▸ Task description: Reproduce the entries verbatim; no pictures.

▸ Data:
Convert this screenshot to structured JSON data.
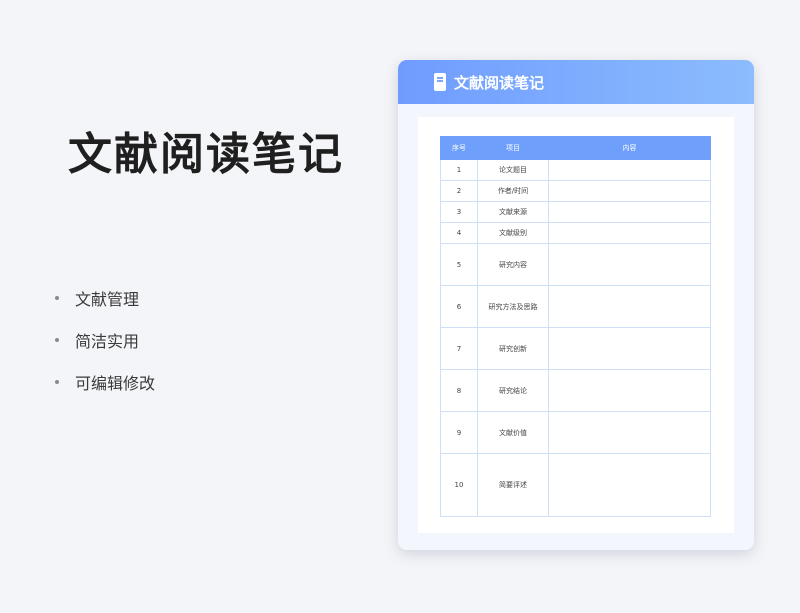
{
  "main_title": "文献阅读笔记",
  "features": [
    "文献管理",
    "简洁实用",
    "可编辑修改"
  ],
  "card": {
    "title": "文献阅读笔记",
    "icon": "document-icon",
    "header_colors": [
      "#6f9cff",
      "#8cbcfd"
    ]
  },
  "table": {
    "headers": [
      "序号",
      "项目",
      "内容"
    ],
    "rows": [
      {
        "no": "1",
        "item": "论文题目",
        "content": ""
      },
      {
        "no": "2",
        "item": "作者/时间",
        "content": ""
      },
      {
        "no": "3",
        "item": "文献来源",
        "content": ""
      },
      {
        "no": "4",
        "item": "文献级别",
        "content": ""
      },
      {
        "no": "5",
        "item": "研究内容",
        "content": ""
      },
      {
        "no": "6",
        "item": "研究方法及思路",
        "content": ""
      },
      {
        "no": "7",
        "item": "研究创新",
        "content": ""
      },
      {
        "no": "8",
        "item": "研究结论",
        "content": ""
      },
      {
        "no": "9",
        "item": "文献价值",
        "content": ""
      },
      {
        "no": "10",
        "item": "简要评述",
        "content": ""
      }
    ]
  }
}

▸ Answer to this problem:
Convert this screenshot to structured JSON data.
{
  "main_title": "文献阅读笔记",
  "features": [
    "文献管理",
    "简洁实用",
    "可编辑修改"
  ],
  "card": {
    "title": "文献阅读笔记",
    "icon": "document-icon",
    "header_colors": [
      "#6f9cff",
      "#8cbcfd"
    ]
  },
  "table": {
    "headers": [
      "序号",
      "项目",
      "内容"
    ],
    "rows": [
      {
        "no": "1",
        "item": "论文题目",
        "content": ""
      },
      {
        "no": "2",
        "item": "作者/时间",
        "content": ""
      },
      {
        "no": "3",
        "item": "文献来源",
        "content": ""
      },
      {
        "no": "4",
        "item": "文献级别",
        "content": ""
      },
      {
        "no": "5",
        "item": "研究内容",
        "content": ""
      },
      {
        "no": "6",
        "item": "研究方法及思路",
        "content": ""
      },
      {
        "no": "7",
        "item": "研究创新",
        "content": ""
      },
      {
        "no": "8",
        "item": "研究结论",
        "content": ""
      },
      {
        "no": "9",
        "item": "文献价值",
        "content": ""
      },
      {
        "no": "10",
        "item": "简要评述",
        "content": ""
      }
    ]
  }
}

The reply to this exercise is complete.